There needs to be a distinction between stiffness from training volume and stiffness as a voluntary means of creating propulsion or an elastic response. I do believe you can bring down muscle tone in a manner that can enhance the latter. In that regard, there is a sweet-spot for muscle tone (too high is bad and too low is bad). In any case, increasing the positive aspects of stiffness must be done gradually over a long period of time in your training program.

Charlie and I discussed this concept of enhancing lower leg stiffness in a positive, progressive manner. We reviewed some of Dr. Nigg’s data on muscle tuning and Charlie had some profound ideas on how this could be done within a training program. I would like to reserve that information for the CFTS certification program, as well as consolidate some ideas after speaking with Dr. Nigg.

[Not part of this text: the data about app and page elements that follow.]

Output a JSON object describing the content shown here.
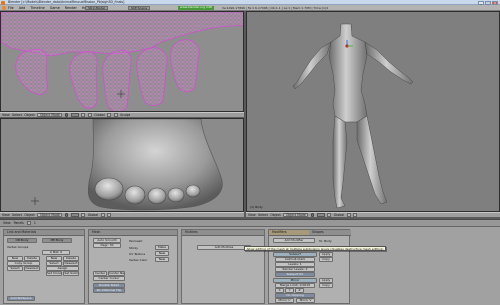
{
  "window": {
    "title": "Blender [c:\\Models\\Blender_data\\AnimalRescueMission_Pb\\sigh3D_finals]",
    "controls": [
      "_",
      "□",
      "X"
    ]
  },
  "menubar": {
    "items": [
      "File",
      "Add",
      "Timeline",
      "Game",
      "Render",
      "Help"
    ],
    "screen": "SR:2-Model",
    "scene": "SCE:Scene",
    "web_plugin": "www.blender.org 248",
    "stats": "Ve:1490-17896 | Fa:1 6-17096 | Ob:1-1 | La:1 | Mem:1.70M | Time:(1)4"
  },
  "viewports": {
    "top_left": {
      "header": [
        "View",
        "Select",
        "Object",
        "Object Mode",
        "Local",
        "Global",
        "Sculpt"
      ],
      "mode": "Object Mode"
    },
    "bottom_left": {
      "header": [
        "View",
        "Select",
        "Object",
        "Object Mode",
        "Global"
      ],
      "mode": "Object Mode"
    },
    "right": {
      "header": [
        "View",
        "Select",
        "Object",
        "Object Mode",
        "Global"
      ],
      "mode": "Object Mode",
      "corner_label": "(1) Body"
    }
  },
  "buttons_window": {
    "header": [
      "View",
      "Panels"
    ],
    "frame": "1",
    "panels": {
      "link": {
        "title": "Link and Materials",
        "object_name": "OB:Body",
        "mesh_name": "ME:Body",
        "vertex_groups": "Vertex Groups",
        "material_counter": "0 Mat: 0",
        "row1": [
          "New",
          "Delete",
          "New",
          "Delete"
        ],
        "row2": [
          "Copy Group",
          "Select",
          "Deselect"
        ],
        "row3": [
          "Select",
          "Deselect"
        ],
        "row4": [
          "Assign"
        ],
        "set_smooth": "Set Smooth",
        "set_solid": "Set Solid",
        "autotexspace": "AutoTexSpace"
      },
      "mesh": {
        "title": "Mesh",
        "auto_smooth": "Auto Smooth",
        "degr": "Degr: 30",
        "sticky": "Sticky",
        "uv_texture": "UV Texture",
        "vertex_color": "Vertex Color",
        "make": "Make",
        "new": "New",
        "center": "Center",
        "center_new": "Center New",
        "center_cursor": "Center Cursor",
        "double_sided": "Double Sided",
        "no_v_normal_flip": "No V.Normal Flip"
      },
      "multires": {
        "title": "Multires",
        "add_multires": "Add Multires"
      },
      "modifiers": {
        "tab_modifiers": "Modifiers",
        "tab_shapes": "Shapes",
        "add_modifier": "Add Modifier",
        "to": "To: Body",
        "modifier_name": "Subsurf",
        "catmull_clark": "Catmull-Clark",
        "levels": "Levels: 1",
        "render_levels": "Render Levels: 2",
        "apply": "Apply",
        "copy": "Copy",
        "subsurf_uv": "Subsurf UV",
        "mirror_name": "Mirror",
        "merge_limit": "Merge Limit: 0.0010",
        "do_clipping": "Do Clipping",
        "mirror_x": "X",
        "mirror_y": "Y",
        "mirror_z": "Z",
        "mirror_u": "Mirror U",
        "mirror_v": "Mirror V"
      }
    },
    "tooltip": "Allow editing of the mesh at multiple subdivision levels (disables destructive mesh editing)"
  }
}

Reading this reminded me of Charlie’s comment on NBA players and the amount of plyometric work they (should) do.

Doh! Good point. I don’t know what I was thinking.

Too bad “practical” things aren’t valued more. Its their loss, I guess!

I think I see where you and Charlie were going with this… (at least in a vague kind of way) Very exciting concept! It would great if you could apply some “practical” applications to Dr. Nigg’s research.

At the conference I attended Dr. Nigg presented his ideas on vibrational tuning; specifically how it would influence running injuries. He believed that changing running surfaces, shoes or orthotics would do little to change the frequency.

I am REALLY interested to find out how you plan to implement these ideas! :cool:

My guess would be that within a research study, you would have a number of limitations:

  1. Short study window. I would think that you would have to study this over months to years to see the full effect of changing surfaces and modalities - periodized for maximum effect.

  2. Quality of athlete in the study. I would expect that lower level athletes (or regular people) would exhibit less profound effects than elite athletes. I would also be interested to see the differences between developing youth athletes and mature athletes. I would expect that if you used this methodology properly during the developmental years of an athlete, you would have long lasting, profound results that would be hard-wired into the athlete.

So, I can’t see how he could replicate the precise effects of muscle tuning through training.

Helluva topic to discuss though…!!!

While I agree with the points you make, I wouldn’t confuse dropping means, during competition, that compete with the CNS reserves needed for sprinting during competition. CNS demands from sprint training are much higher in comp phase than GPP or SPP. Some of these exercises may be good and very much needed, you just can’t afford to do them during comp phase because higher and higher sprinting intensity is absorbing so much more of the CNS reserve than in earlier phases. Doesn’t necessarliy mean you can/should do without them during GPP or even SPP.

We’re not saying drop them absolutely. However, are there some exercises that are kept in the mix for, say, reasons of insecurity, rather than having a proper place in the training program? It is a discussion that needs to be addressed.

I liken some training programs to the way airlines overbook seats in flights.

The other issue is in relation to mature, elite sprinters versus developing non-elites.

It is not a “black-and-white” discussion. There are many shades of grey.

From my research, heavy isometric training is regarded the best for developing the tendons/increasing stiffness. It’s also the fastest way to CNS drainage too (30-60sec holds).

Muscle can’t compete with tendon elasticity.


And not a spiral in sight. :smiley: